"Whilst we didn't win the game it was a bit of a relief to realise that the organisation was up and running and that you were part of that team.
"We wanted to do well those first couple of years and really cement the team here and 10 years on it's still here.
"I feel privileged to be a part of that first game and to still be around the club now in a different role."
"It was awesome," Friend recalled of the energy around the Gold Coast ahead of their first game.
"The sea of yellow and blue was amazing and the media got behind us and there really wasn't any negative feedback.
"All the radio stations were on us and playing on the main stage at Suncorp, you couldn't wish for anything better."
For Cartwright, seeing the team that he and Searle had worked so hard to assemble take the field for the first time remains one of the greatest moments of his esteemed rugby league career.
"As far as a memory in sport, that's a moment I'll never forget, when the boys ran out onto Lang Park for the first game against the Dragons," Cartwright said.
"That game really set the standard for what the team was known as. They played a very good side and fell behind but fought and fought and fought.
"I still remember Matty Rogers streaking down the field in the last minutes thinking we were going to score. He come up with a kick option and the Dragons end up winning by two points.
"Winning wasn't the be-all and end-all that day. Just to see the culmination of so much work and so much money that was spent, to see it all come together on the day is one of my fondest memories of rugby league."
The Titans qualified for the finals for the first time in their third season in 2009 and 12 months later fell one game short of the grand final against their combatants this weekend, the Sydney Roosters.
Injuries and an ageing roster saw the club plummet to claim the wooden spoon in 2011 but it was the failure of the $25 million Centre of Excellence at Robina that sent the club into a tailspin.

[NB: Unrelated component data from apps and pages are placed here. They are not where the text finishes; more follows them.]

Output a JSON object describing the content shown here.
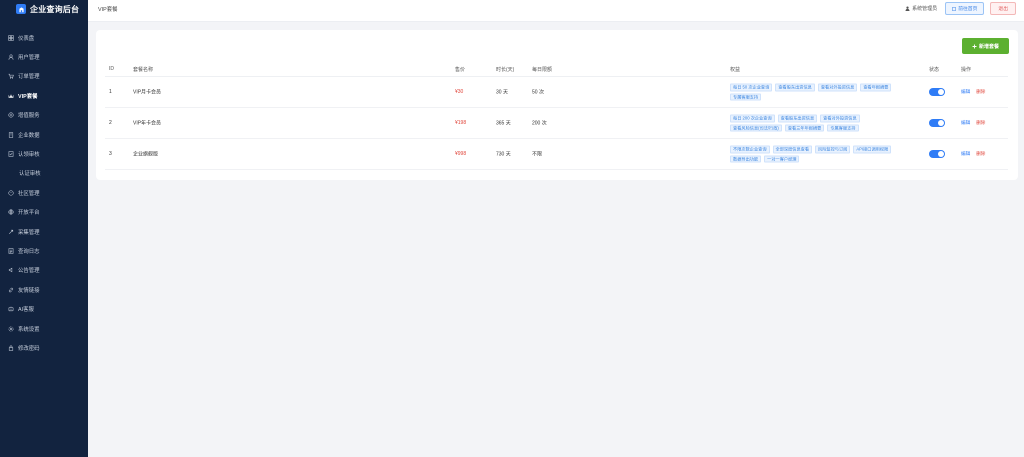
{
  "brand": {
    "title": "企业查询后台"
  },
  "menu": [
    {
      "label": "仪表盘",
      "icon": "dashboard-icon"
    },
    {
      "label": "用户管理",
      "icon": "user-icon"
    },
    {
      "label": "订单管理",
      "icon": "order-icon"
    },
    {
      "label": "VIP套餐",
      "icon": "vip-icon",
      "active": true
    },
    {
      "label": "增值服务",
      "icon": "service-icon"
    },
    {
      "label": "企业数据",
      "icon": "building-icon"
    },
    {
      "label": "认领审核",
      "icon": "audit-icon"
    },
    {
      "label": "认证审核",
      "icon": "",
      "sub": true
    },
    {
      "label": "社区管理",
      "icon": "community-icon"
    },
    {
      "label": "开放平台",
      "icon": "platform-icon"
    },
    {
      "label": "采集管理",
      "icon": "collect-icon"
    },
    {
      "label": "查询日志",
      "icon": "log-icon"
    },
    {
      "label": "公告管理",
      "icon": "notice-icon"
    },
    {
      "label": "友情链接",
      "icon": "link-icon"
    },
    {
      "label": "AI客服",
      "icon": "ai-icon"
    },
    {
      "label": "系统设置",
      "icon": "settings-icon"
    },
    {
      "label": "修改密码",
      "icon": "lock-icon"
    }
  ],
  "header": {
    "breadcrumb": "VIP套餐",
    "admin_label": "系统管理员",
    "front_label": "前往首页",
    "logout_label": "退出"
  },
  "toolbar": {
    "add_label": "新增套餐"
  },
  "table": {
    "columns": [
      "ID",
      "套餐名称",
      "售价",
      "时长(天)",
      "每日限额",
      "权益",
      "状态",
      "操作"
    ],
    "rows": [
      {
        "id": "1",
        "name": "VIP月卡会员",
        "price": "¥30",
        "duration": "30 天",
        "daily": "50 次",
        "rights": [
          "每日 50 次企业查询",
          "查看股东出资信息",
          "查看对外投资信息",
          "查看年报摘要",
          "专属客服支持"
        ],
        "enabled": true,
        "edit": "编辑",
        "delete": "删除"
      },
      {
        "id": "2",
        "name": "VIP年卡会员",
        "price": "¥198",
        "duration": "365 天",
        "daily": "200 次",
        "rights": [
          "每日 200 次企业查询",
          "查看股东出资信息",
          "查看对外投资信息",
          "查看风险信息(司法/行政)",
          "查看三年年报摘要",
          "专属客服支持"
        ],
        "enabled": true,
        "edit": "编辑",
        "delete": "删除"
      },
      {
        "id": "3",
        "name": "企业旗舰版",
        "price": "¥998",
        "duration": "730 天",
        "daily": "不限",
        "rights": [
          "不限次数企业查询",
          "全部深度信息查看",
          "风险监控与订阅",
          "API接口调用权限",
          "数据导出功能",
          "一对一客户经理"
        ],
        "enabled": true,
        "edit": "编辑",
        "delete": "删除"
      }
    ]
  },
  "colors": {
    "sidebar": "#12233f",
    "accent": "#2f7cf6",
    "add": "#5cb030",
    "price": "#e0453a"
  }
}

By the end of the 2014 season both Cartwright and Searle had been removed from their positions at the club and the scars run so deep that neither will be part of the club's anniversary celebrations this year.
The fallout from the Centre of Excellence debacle was such that it was felt the Gold Coast community would not fully support the Titans until Searle was removed from the club completely, despite the fact that he had campaigned since the removal of the Chargers in 1998 for the Gold Coast to once again have a team to call their own.
"There wasn't a decision that he made in his whole time there that wasn't about what was good for the Gold Coast and what was good for rugby league in the area," Cartwright said of Searle.
"It's really sad for me that he's not still there and involved in a major way because the bottom line is if it wasn't for him it would have been the Central Coast that got accepted that year and the Gold Coast would probably be all AFL now or soccer.
"He was fighting the might of John Singleton and for all money it was going to be the Central Coast no matter what.
"He didn't get involved to make money out of it, it was all about rugby league and it was all about people taking the Gold Coast seriously.
"I hope that's one thing that people take out of what has happened, that there wasn't a decision made that wasn't aimed to make the club successful and to keep an NRL team on the Coast."
As for his own demise, Cartwright says in hindsight he stayed on longer as head coach than he should have and that the way he exited after eight years in charge has left a sour taste that he has not yet been able to rid himself of.
"When I was asked to leave some things that were promised to me didn't eventuate so that's made it very difficult," said Cartwright, who after working as an assistant coach with the Cowboys during their premiership year in 2015 is in his second season as an assistant coach at Manly.
"I probably should have left a few years earlier when I had an opportunity to go but it was my friendship and loyalty to Mike that I stayed.
"Career-wise I had opportunities to leave and in hindsight I probably should have done that but I'm happy that I didn't.
"Loyalty and friendship are more important."